Yet, whenever a bear attack makes the market trajectory go haywire (i.e. in any direction but up!) all kinds of 'new' theories start to appear and re-appear. Fundamentals and technicals are all hogwash. It is all about sentiment and momentum. It is a traders' market. Buy and hold is dead.
The last named theory has been bandied about quite a bit of late. Probably by those unfortunate folks who got all excited by an ever-rising bull market and got in pretty much near the very top. I have been there and done that, and lost a pile of money.
But that didn't make me go out and search for a new theory. It taught me that to make money in the stock market, you can't jump in feet first without any inkling about what the market is all about, and how some companies make real profits in a sector while many do not.
You've got to pay your dues. By losing money, and by spending the time and effort to learn how to analyse a company by studying the Annual Report in detail AND how to look at technical charts to analyse the supply-demand mismatch in the market.
You can pick the best company and buy it near the market top, and you may not make any money for years. You buy the same company near a market bottom and sell it when it gains 25% or 50%, and you can miss a multibagger.
However unexciting and boring it may sound, investment is serious business. It requires patience, perseverance and discipline - not only to build serious wealth, but to keep it from disappearing.
There lies the main problem with trading. You make money fast, and you lose it faster. The odds are better in a casino. After you pay the brokerage and your taxes, you may find that you would have been better off keeping the money in a savings bank.
Strong, well-managed companies have various ways of rewarding their shareholders. A bonus this year; a rights 3 years later; regular dividends; share buy-backs. After a few years you find that your 100 shares have become 350, plus the market value has tripled. There is one condition. You have to stay the course. Flitting in and out of stocks will only make your broker rich.
Take the example of ICI Ltd. A staid paints stock that was going abegging at Rs 85 in 2002. In the seven years since, it has paid a total dividend of Rs 85 per share. No bonus. No rights. A share buy-back last year, and the stock is at Rs 500! I'm still holding.

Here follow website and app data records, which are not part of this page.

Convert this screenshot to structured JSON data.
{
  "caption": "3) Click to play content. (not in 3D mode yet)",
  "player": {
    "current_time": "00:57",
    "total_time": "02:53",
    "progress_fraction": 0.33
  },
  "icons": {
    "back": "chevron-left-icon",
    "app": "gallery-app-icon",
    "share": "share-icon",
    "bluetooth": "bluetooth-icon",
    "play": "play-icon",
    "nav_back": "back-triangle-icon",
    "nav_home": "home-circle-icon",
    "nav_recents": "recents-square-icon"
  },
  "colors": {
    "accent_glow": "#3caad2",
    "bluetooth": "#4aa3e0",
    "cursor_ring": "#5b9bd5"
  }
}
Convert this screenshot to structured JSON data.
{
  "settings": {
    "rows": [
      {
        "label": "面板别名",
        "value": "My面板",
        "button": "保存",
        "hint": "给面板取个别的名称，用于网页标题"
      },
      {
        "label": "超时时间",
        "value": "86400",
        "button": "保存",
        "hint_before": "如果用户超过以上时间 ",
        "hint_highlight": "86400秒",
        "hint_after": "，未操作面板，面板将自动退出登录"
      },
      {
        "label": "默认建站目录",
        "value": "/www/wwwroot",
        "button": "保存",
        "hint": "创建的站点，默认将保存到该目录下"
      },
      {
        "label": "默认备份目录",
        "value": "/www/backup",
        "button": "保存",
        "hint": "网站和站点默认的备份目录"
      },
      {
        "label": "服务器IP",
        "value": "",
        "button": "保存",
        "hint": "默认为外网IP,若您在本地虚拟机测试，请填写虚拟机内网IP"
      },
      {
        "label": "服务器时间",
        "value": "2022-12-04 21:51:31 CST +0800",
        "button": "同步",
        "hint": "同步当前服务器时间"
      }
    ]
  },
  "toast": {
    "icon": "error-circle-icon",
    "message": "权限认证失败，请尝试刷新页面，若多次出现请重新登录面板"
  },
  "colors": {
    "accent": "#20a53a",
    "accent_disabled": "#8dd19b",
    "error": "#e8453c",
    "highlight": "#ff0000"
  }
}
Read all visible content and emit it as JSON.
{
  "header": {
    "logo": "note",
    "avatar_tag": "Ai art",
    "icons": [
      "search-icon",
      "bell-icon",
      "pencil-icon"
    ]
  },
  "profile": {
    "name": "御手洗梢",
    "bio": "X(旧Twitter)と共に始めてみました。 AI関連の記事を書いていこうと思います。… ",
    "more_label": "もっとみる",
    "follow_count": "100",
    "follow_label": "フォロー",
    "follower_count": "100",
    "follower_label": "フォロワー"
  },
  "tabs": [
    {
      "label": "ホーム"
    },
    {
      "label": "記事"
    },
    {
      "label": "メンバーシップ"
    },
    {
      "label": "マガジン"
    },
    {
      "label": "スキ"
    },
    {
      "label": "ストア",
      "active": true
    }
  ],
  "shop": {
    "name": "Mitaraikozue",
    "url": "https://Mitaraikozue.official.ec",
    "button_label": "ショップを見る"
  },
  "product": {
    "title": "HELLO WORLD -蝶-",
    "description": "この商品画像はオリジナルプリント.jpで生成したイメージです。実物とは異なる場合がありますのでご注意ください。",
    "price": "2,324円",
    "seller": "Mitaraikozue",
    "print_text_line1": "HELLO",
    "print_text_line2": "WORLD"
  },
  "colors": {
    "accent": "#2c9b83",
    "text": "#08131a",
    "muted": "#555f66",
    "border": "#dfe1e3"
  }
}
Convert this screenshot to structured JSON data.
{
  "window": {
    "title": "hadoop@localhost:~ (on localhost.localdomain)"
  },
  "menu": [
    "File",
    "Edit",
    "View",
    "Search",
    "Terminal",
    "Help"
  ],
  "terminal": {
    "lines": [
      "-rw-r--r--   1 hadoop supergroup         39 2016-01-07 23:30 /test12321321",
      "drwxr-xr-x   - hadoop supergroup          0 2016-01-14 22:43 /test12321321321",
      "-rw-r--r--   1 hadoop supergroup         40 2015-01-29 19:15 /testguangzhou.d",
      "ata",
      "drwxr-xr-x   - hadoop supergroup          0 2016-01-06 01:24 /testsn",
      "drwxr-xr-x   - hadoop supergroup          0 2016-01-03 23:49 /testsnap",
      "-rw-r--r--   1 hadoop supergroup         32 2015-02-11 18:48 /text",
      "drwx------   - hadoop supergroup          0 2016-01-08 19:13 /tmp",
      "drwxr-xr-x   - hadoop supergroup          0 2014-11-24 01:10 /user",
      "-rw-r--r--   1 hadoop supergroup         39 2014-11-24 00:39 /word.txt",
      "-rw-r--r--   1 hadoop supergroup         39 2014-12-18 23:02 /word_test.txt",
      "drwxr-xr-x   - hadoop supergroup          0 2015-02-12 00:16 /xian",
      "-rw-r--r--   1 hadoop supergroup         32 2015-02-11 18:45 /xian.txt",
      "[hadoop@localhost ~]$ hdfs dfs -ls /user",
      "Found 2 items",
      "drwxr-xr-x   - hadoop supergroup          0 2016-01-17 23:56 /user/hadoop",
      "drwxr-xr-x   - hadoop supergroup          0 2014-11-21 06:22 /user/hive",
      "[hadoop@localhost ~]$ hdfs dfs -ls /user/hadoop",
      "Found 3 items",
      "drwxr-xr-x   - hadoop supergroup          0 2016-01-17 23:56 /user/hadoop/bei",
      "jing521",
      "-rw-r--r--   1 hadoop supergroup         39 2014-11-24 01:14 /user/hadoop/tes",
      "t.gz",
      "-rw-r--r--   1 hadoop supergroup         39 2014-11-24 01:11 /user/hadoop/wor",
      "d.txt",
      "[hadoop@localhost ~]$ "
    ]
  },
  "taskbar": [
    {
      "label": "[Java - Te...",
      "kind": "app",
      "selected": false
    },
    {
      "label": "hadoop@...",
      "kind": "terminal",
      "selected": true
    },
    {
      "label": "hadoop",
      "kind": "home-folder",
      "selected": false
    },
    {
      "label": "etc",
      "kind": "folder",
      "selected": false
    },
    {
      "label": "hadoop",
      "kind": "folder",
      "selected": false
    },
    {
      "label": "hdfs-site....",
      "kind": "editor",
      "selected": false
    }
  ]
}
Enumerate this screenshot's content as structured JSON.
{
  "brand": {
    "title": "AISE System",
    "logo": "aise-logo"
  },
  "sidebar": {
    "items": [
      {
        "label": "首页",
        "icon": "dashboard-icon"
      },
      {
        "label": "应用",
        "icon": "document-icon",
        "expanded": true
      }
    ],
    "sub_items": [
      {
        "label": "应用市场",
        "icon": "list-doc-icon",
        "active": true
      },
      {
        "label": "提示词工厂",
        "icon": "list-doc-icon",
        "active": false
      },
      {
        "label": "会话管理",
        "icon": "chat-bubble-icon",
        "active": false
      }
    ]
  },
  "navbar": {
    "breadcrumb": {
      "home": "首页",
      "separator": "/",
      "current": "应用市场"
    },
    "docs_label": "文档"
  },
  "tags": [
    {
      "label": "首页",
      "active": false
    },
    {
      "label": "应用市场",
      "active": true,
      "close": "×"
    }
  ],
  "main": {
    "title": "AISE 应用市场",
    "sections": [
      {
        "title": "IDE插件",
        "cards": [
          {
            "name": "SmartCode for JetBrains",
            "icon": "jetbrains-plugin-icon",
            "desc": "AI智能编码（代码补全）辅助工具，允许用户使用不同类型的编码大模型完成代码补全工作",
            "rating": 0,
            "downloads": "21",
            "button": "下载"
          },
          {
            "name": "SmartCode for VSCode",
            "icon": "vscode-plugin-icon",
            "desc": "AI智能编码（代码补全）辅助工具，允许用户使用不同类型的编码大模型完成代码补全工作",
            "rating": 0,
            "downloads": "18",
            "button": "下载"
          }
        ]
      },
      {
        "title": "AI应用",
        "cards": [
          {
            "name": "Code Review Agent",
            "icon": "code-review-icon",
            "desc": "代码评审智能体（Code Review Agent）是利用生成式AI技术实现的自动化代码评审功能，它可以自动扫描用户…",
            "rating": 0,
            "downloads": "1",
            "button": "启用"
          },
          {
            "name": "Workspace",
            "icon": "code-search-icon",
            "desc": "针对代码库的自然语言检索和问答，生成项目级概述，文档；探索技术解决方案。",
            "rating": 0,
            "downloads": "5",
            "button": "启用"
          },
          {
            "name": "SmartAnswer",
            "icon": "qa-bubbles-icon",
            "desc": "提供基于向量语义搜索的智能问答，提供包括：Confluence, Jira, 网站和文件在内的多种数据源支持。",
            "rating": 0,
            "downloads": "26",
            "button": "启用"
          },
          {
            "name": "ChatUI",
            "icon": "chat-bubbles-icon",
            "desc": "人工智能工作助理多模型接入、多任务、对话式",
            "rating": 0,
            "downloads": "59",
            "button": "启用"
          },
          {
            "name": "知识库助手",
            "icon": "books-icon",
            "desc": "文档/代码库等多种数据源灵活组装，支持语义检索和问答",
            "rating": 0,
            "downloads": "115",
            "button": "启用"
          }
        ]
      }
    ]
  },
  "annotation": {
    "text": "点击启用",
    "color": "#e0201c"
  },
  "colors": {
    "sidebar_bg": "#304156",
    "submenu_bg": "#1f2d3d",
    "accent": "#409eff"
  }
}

What do you think, dear reader? Do you feel the buy and hold strategy may be the way to long term wealth? If not, why not?